Page and application data records:
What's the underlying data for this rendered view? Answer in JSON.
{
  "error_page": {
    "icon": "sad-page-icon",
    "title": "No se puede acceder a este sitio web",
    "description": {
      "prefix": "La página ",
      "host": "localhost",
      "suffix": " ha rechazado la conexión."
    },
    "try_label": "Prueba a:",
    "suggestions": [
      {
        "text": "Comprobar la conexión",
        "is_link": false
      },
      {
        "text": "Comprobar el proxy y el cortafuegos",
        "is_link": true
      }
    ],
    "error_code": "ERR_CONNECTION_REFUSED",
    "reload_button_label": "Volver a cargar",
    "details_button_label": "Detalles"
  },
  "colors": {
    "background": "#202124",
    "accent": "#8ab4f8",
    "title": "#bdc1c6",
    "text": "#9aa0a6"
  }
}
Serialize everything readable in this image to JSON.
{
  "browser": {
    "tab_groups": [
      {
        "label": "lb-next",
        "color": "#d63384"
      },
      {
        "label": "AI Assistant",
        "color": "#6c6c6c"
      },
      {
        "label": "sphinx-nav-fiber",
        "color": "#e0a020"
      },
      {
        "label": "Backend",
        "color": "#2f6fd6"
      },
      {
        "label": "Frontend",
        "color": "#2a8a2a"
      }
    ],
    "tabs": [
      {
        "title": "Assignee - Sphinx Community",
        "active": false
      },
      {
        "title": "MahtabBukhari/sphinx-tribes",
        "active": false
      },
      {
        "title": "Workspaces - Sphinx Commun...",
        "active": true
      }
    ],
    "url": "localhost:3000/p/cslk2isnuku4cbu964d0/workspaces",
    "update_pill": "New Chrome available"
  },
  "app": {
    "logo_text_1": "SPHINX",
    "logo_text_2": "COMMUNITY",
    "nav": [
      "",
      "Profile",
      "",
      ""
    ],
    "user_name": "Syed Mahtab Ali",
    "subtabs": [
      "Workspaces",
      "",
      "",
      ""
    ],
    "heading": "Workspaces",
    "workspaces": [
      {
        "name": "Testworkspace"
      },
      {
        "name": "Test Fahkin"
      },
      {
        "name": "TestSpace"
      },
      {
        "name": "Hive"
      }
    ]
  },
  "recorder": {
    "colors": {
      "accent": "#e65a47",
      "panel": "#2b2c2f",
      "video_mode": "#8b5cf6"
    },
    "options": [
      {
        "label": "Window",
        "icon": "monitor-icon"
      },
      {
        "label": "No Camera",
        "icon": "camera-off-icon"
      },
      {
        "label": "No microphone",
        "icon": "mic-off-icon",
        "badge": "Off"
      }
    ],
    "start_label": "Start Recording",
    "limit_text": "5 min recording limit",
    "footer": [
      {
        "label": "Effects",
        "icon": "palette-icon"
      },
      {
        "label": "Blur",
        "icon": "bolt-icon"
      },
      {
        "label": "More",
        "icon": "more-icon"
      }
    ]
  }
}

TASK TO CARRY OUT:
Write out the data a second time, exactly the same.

COMPLETED EXERCISE:
What's the underlying data for this rendered view? Answer in JSON.
{
  "error_page": {
    "icon": "sad-page-icon",
    "title": "No se puede acceder a este sitio web",
    "description": {
      "prefix": "La página ",
      "host": "localhost",
      "suffix": " ha rechazado la conexión."
    },
    "try_label": "Prueba a:",
    "suggestions": [
      {
        "text": "Comprobar la conexión",
        "is_link": false
      },
      {
        "text": "Comprobar el proxy y el cortafuegos",
        "is_link": true
      }
    ],
    "error_code": "ERR_CONNECTION_REFUSED",
    "reload_button_label": "Volver a cargar",
    "details_button_label": "Detalles"
  },
  "colors": {
    "background": "#202124",
    "accent": "#8ab4f8",
    "title": "#bdc1c6",
    "text": "#9aa0a6"
  }
}
Serialize everything readable in this image to JSON.
{
  "browser": {
    "tab_groups": [
      {
        "label": "lb-next",
        "color": "#d63384"
      },
      {
        "label": "AI Assistant",
        "color": "#6c6c6c"
      },
      {
        "label": "sphinx-nav-fiber",
        "color": "#e0a020"
      },
      {
        "label": "Backend",
        "color": "#2f6fd6"
      },
      {
        "label": "Frontend",
        "color": "#2a8a2a"
      }
    ],
    "tabs": [
      {
        "title": "Assignee - Sphinx Community",
        "active": false
      },
      {
        "title": "MahtabBukhari/sphinx-tribes",
        "active": false
      },
      {
        "title": "Workspaces - Sphinx Commun...",
        "active": true
      }
    ],
    "url": "localhost:3000/p/cslk2isnuku4cbu964d0/workspaces",
    "update_pill": "New Chrome available"
  },
  "app": {
    "logo_text_1": "SPHINX",
    "logo_text_2": "COMMUNITY",
    "nav": [
      "",
      "Profile",
      "",
      ""
    ],
    "user_name": "Syed Mahtab Ali",
    "subtabs": [
      "Workspaces",
      "",
      "",
      ""
    ],
    "heading": "Workspaces",
    "workspaces": [
      {
        "name": "Testworkspace"
      },
      {
        "name": "Test Fahkin"
      },
      {
        "name": "TestSpace"
      },
      {
        "name": "Hive"
      }
    ]
  },
  "recorder": {
    "colors": {
      "accent": "#e65a47",
      "panel": "#2b2c2f",
      "video_mode": "#8b5cf6"
    },
    "options": [
      {
        "label": "Window",
        "icon": "monitor-icon"
      },
      {
        "label": "No Camera",
        "icon": "camera-off-icon"
      },
      {
        "label": "No microphone",
        "icon": "mic-off-icon",
        "badge": "Off"
      }
    ],
    "start_label": "Start Recording",
    "limit_text": "5 min recording limit",
    "footer": [
      {
        "label": "Effects",
        "icon": "palette-icon"
      },
      {
        "label": "Blur",
        "icon": "bolt-icon"
      },
      {
        "label": "More",
        "icon": "more-icon"
      }
    ]
  }
}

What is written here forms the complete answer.